WHAT IS BEING ASKED =>
When the string "with" is part of a line below, that line should be copied.

Data items:
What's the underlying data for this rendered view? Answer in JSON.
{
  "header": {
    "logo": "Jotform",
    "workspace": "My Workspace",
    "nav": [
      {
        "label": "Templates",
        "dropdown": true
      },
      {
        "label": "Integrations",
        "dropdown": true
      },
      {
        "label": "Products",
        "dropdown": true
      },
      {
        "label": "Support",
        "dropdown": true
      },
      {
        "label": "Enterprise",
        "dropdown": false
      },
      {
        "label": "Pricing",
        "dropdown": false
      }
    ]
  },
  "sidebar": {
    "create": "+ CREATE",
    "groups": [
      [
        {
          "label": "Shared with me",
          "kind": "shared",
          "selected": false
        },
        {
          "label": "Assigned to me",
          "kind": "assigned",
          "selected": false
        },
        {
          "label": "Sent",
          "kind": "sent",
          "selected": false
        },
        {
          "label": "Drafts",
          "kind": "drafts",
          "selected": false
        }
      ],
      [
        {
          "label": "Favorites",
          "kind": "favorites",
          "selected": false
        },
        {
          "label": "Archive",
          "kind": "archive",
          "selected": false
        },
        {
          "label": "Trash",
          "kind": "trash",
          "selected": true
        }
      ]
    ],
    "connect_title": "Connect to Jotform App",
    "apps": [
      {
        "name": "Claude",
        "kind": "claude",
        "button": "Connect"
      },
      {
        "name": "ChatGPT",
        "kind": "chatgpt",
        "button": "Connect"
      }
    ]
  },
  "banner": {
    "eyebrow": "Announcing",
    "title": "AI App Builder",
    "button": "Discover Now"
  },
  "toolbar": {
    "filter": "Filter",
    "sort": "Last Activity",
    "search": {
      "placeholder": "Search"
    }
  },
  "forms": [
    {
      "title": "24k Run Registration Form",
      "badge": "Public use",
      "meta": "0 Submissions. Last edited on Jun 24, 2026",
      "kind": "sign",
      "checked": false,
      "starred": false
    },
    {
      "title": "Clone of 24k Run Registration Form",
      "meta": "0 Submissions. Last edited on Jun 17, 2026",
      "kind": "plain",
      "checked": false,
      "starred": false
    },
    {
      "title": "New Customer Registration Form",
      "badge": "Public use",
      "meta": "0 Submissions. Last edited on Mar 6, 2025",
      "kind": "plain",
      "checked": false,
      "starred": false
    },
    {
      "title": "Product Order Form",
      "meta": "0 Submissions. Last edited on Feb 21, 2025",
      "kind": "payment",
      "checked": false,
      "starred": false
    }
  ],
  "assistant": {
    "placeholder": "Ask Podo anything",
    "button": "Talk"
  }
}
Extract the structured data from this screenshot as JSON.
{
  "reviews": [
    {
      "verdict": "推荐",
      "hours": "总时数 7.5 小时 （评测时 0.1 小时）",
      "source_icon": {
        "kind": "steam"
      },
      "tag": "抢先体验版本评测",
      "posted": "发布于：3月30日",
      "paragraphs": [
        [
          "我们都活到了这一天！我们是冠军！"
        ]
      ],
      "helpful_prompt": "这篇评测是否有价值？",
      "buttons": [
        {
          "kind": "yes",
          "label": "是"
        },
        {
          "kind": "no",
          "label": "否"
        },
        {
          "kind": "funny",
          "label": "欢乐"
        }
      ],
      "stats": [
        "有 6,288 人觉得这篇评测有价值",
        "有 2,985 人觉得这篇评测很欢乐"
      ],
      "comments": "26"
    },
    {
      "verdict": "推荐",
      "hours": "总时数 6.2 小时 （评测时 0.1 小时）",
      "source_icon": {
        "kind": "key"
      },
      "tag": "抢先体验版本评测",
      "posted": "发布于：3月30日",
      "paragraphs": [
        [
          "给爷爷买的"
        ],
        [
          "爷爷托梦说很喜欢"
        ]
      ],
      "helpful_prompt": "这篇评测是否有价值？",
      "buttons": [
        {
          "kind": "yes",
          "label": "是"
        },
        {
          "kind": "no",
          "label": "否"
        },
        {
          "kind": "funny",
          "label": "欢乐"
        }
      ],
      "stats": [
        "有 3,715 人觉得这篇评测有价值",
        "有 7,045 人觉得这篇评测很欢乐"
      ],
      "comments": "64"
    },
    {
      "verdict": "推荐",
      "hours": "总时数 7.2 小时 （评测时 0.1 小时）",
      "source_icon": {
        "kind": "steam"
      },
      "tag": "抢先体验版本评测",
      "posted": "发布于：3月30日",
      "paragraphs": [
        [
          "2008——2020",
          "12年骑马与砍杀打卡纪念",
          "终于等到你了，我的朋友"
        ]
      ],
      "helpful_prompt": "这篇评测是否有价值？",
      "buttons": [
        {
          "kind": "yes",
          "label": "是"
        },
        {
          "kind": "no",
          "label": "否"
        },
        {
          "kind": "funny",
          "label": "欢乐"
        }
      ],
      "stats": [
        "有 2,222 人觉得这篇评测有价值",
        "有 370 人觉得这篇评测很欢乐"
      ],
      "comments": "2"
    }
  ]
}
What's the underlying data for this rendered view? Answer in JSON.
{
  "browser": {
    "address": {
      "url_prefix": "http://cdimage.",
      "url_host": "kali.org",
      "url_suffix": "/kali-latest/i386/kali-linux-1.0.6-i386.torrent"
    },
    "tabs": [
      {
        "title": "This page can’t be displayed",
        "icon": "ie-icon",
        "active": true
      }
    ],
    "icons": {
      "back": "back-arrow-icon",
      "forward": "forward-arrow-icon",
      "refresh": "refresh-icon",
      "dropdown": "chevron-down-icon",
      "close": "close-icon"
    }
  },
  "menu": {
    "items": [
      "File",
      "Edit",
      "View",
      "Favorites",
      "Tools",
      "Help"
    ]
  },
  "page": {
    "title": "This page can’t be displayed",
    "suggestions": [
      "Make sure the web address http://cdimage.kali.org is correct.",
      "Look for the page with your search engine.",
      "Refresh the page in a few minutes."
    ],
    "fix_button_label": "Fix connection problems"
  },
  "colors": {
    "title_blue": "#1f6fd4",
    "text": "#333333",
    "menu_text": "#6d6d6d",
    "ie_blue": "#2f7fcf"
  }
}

ANSWER TO THE EXERCISE =>
          "label": "Shared with me",
      "Look for the page with your search engine.",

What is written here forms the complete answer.